Since coming to power almost three years ago, Xi has embarked on a series of ideological campaigns to revive Mao Zedong-era Communist doctrines. He also launched the largest crackdown on dissent since the suppression on the Tiananmen pro-democracy movement 26 years ago. Hundreds of human rights lawyers, liberal academics, NGO workers, journalists and activists have been detained or jailed, while hundreds of crosses were removed from churches in a region of China that has strong Christian traditions.
Even while Xi was in the UK, the Communist party issued new rules banning its members from “vilifying party leaders” and “distorting party history.”
Analysts say it is important to remember that, beneath the glamour and the elegance, the first lady is very much at the core of the Communist establishment.
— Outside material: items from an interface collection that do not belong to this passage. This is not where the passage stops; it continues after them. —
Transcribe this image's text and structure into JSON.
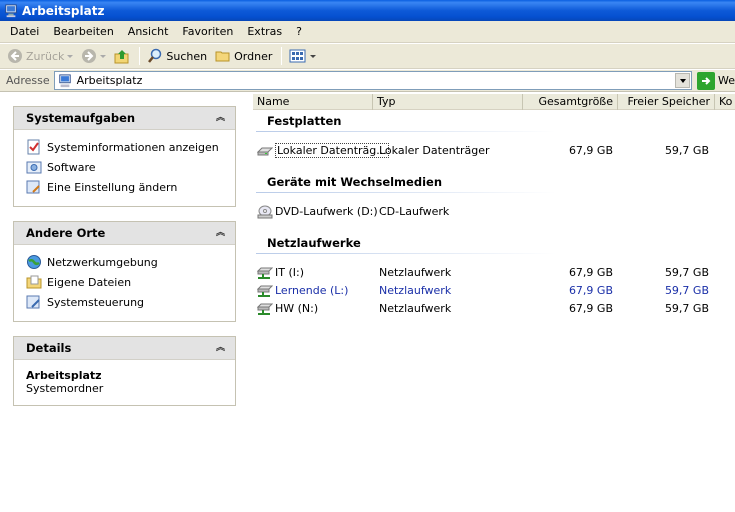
{
  "window": {
    "title": "Arbeitsplatz"
  },
  "menu": [
    {
      "label": "Datei"
    },
    {
      "label": "Bearbeiten"
    },
    {
      "label": "Ansicht"
    },
    {
      "label": "Favoriten"
    },
    {
      "label": "Extras"
    },
    {
      "label": "?"
    }
  ],
  "toolbar": {
    "back_label": "Zurück",
    "search_label": "Suchen",
    "folders_label": "Ordner"
  },
  "address": {
    "label": "Adresse",
    "value": "Arbeitsplatz",
    "go_label": "We"
  },
  "taskpane": {
    "system_tasks": {
      "title": "Systemaufgaben",
      "items": [
        {
          "label": "Systeminformationen anzeigen",
          "icon": "system-info-icon"
        },
        {
          "label": "Software",
          "icon": "software-icon"
        },
        {
          "label": "Eine Einstellung ändern",
          "icon": "settings-icon"
        }
      ]
    },
    "other_places": {
      "title": "Andere Orte",
      "items": [
        {
          "label": "Netzwerkumgebung",
          "icon": "network-icon"
        },
        {
          "label": "Eigene Dateien",
          "icon": "documents-folder-icon"
        },
        {
          "label": "Systemsteuerung",
          "icon": "control-panel-icon"
        }
      ]
    },
    "details": {
      "title": "Details",
      "name": "Arbeitsplatz",
      "type": "Systemordner"
    }
  },
  "columns": [
    "Name",
    "Typ",
    "Gesamtgröße",
    "Freier Speicher",
    "Ko"
  ],
  "groups": {
    "hard_disks": {
      "title": "Festplatten",
      "items": [
        {
          "name": "Lokaler Datenträg...",
          "type": "Lokaler Datenträger",
          "total": "67,9 GB",
          "free": "59,7 GB"
        }
      ]
    },
    "removable": {
      "title": "Geräte mit Wechselmedien",
      "items": [
        {
          "name": "DVD-Laufwerk (D:)",
          "type": "CD-Laufwerk",
          "total": "",
          "free": ""
        }
      ]
    },
    "network": {
      "title": "Netzlaufwerke",
      "items": [
        {
          "name": "IT (I:)",
          "type": "Netzlaufwerk",
          "total": "67,9 GB",
          "free": "59,7 GB"
        },
        {
          "name": "Lernende (L:)",
          "type": "Netzlaufwerk",
          "total": "67,9 GB",
          "free": "59,7 GB"
        },
        {
          "name": "HW (N:)",
          "type": "Netzlaufwerk",
          "total": "67,9 GB",
          "free": "59,7 GB"
        }
      ]
    }
  },
  "colors": {
    "title_bar": "#0550d0",
    "link_blue": "#1a2fa8",
    "panel_header": "#e3e3e3"
  }
}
Her role now and her life-long career as a military singer has been to preserve the party’s legacy and power.
Peng joined the performance troupe of the People’s Liberation Army at age 18, and was a major-general best known for her renditions of patriotic songs lauding the virtues of the military and the party. In a 2007 performance, dressed in Tibetan costume, Peng sang: “Who is going to liberate us? It’s the dear PLA, it’s the saving star of the Communist Party.”
A snapshot of the back cover of a 1989 issue of a military magazine shows a 27-year-old Peng wearing a green military uniform as she sings to the martial law troops after the military crackdown that year on pro-democracy protesters. The photograph, which emerged in China’s social media two years ago, was swiftly deleted by censors.
While Peng is now portrayed as the epitome of style and grace, the core message from China remains unchanged, Beja said.
“We are a great power, but at home, we do what we want,” Beja said.
“You wish to project that kind of message… this is a way to conceal the reality of your rule,” he said. “If you have a smiling face, people just forget about the crying faces of the people who are the victims of the crackdowns. This is good politics.”